Roy: "Assuming one's using a camera with an EVF and consequently capable of displaying a live histogram (of course the histogram's derived from the JPEG engine etc., etc.) and that one is shooting RAW (why on earth wouldn't you?) I find it hard to understand why exposure would be much of a problem these days."
Mike replies: I didn't say it was a problem...I said it is an interpretative choice. (Or at least that's what I was trying to say.) That means that sometimes there's reason to switch away from "camera recommended" exposure to some other value. And of course even very capable meters can still sometimes be fooled.
KeithB: "Chimping is not good for exposure since the brightness on the LCD can vary with the backlight setting. Some cameras even adjust the backlight value based on ambient light. Syl Arena, in his Canon Speedlight book, says that chimping is good for relative exposure (is the flash lighting things enough?) but not absolute exposure. For that, the histogram is your friend."

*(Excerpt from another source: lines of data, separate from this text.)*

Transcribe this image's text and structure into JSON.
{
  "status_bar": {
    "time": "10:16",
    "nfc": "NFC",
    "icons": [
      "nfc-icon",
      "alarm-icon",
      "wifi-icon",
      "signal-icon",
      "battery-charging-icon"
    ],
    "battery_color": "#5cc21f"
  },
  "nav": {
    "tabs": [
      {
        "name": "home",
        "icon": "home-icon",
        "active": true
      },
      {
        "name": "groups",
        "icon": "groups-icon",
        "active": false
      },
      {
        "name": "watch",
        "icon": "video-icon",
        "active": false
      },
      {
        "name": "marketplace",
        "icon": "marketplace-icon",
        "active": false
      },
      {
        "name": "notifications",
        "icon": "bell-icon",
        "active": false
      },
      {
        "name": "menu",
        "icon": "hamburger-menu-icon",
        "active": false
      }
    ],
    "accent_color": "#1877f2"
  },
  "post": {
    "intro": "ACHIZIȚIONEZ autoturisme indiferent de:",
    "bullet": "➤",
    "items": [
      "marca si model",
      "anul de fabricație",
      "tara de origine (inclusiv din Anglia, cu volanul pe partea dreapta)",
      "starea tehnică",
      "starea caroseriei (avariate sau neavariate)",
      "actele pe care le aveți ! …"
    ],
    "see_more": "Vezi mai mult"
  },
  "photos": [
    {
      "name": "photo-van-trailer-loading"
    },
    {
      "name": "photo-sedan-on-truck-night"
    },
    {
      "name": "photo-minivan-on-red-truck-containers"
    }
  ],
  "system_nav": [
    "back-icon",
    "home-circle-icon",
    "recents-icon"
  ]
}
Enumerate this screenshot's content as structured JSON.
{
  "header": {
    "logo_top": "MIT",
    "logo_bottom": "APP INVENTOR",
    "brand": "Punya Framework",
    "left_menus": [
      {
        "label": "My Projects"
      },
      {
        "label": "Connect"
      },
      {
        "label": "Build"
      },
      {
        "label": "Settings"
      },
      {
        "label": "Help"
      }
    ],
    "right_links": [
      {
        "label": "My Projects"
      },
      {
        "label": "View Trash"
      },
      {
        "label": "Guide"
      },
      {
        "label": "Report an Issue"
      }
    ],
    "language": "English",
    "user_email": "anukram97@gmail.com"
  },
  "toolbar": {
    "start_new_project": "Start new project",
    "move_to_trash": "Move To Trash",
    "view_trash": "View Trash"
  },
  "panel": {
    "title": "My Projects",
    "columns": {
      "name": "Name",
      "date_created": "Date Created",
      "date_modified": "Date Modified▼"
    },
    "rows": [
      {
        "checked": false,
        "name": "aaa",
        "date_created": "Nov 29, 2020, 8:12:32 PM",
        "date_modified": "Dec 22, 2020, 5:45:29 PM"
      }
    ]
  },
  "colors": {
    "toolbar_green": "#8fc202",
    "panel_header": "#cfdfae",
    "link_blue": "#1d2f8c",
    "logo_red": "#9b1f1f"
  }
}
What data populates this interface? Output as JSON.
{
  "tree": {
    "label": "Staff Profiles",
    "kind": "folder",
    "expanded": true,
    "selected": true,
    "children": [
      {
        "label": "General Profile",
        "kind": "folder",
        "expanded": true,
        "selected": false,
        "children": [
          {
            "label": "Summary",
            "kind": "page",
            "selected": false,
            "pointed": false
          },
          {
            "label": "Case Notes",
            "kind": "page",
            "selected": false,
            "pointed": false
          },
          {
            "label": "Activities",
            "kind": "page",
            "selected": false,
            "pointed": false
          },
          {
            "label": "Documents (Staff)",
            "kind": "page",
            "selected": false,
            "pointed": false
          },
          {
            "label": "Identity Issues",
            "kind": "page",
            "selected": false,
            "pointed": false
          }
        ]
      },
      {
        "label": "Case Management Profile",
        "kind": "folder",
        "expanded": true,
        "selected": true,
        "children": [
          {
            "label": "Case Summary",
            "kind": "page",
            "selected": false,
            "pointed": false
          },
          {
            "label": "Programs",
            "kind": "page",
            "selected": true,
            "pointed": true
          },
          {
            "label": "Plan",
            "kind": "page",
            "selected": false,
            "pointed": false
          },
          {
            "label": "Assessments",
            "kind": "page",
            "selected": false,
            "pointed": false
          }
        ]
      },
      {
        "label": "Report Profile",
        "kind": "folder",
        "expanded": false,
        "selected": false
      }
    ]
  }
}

Dave Levingston: "You reminded of a story from my newspaper days back when we spent most of our time hunting mastodons. Steve Pyle, the newspaper's chief photographer (later of AP in Minneapolis, if I remember right), showed up at a fire in an old run-down hotel. Knowing the firefighters, he was allowed to go up a ladder to an upper floor where he stepped through a window just in time to see two firefighters carrying a very old man in the classic firefighter seat carry. Steve pulled up his Nikon with a 24mm on it and snapped one frame before they were gone. Then he looked at the camera and saw that it was set for 'sunny 16' ƒ/16 at 1/250th.
"He knew that was the picture. So, he went to the darkroom and pushed the hell out of the film using heated up Acufine. Then he put it in the rapid fixer and turned on the light. As soon as the film started to clear he rinsed it and ran to the enlarger. He used the density of the uncleared film to make a print. He only got one crack at the print because the negative was destroyed by the enlarger's light. It was the front page photo of the day."
Mike replies: That took courage at both ends of the process.